Visitors to Google have doubtless noticed that today is Moby-Dick day, in which we celebrate the publication of one of the greatest works of American literary art. What few readers of Melville’s great novel remember, if they ever knew it, is that the story itself is not entirely original. It was based on real reports of a white whale, whom sailors named “Mocha Dick,” that actually did roam the Pacific mashing boats to splinters in the early nineteenth century. The account of the whale that Melville read, and that set him to furiously scribbling, appeared in the Knickerbocker magazine for May, 1839.
And because Dr. Boli loves a good sea story as much as the next man, and possibly even better than the man after that, he has found a copy of that original publication for you, his esteemed readers.
Mocha Dick: or the White Whale of the Pacific: A Leaf from a Manuscript Journal. By J. N. Reynolds, Esq., in the Knickerbocker for May, 1839.

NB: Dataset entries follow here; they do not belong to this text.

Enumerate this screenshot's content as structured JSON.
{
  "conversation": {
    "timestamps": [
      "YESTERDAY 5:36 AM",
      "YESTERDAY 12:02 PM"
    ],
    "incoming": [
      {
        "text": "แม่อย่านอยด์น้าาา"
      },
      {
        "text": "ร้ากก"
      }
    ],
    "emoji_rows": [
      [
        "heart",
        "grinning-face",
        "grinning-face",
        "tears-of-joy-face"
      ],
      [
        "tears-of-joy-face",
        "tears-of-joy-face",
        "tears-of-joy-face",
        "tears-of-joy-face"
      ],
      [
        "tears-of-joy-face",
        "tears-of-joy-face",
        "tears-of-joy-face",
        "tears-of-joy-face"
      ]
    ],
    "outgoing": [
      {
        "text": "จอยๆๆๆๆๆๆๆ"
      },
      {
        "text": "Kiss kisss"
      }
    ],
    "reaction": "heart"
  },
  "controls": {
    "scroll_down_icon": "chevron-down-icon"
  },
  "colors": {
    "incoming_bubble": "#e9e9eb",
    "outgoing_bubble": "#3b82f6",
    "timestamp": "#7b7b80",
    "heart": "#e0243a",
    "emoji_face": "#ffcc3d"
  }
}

Moby-Dick and other works by Melville may be found in Dr. Boli’s expanding on-line library, which, though it is still in early development, may reward the the literary visitor with unexpected treasures.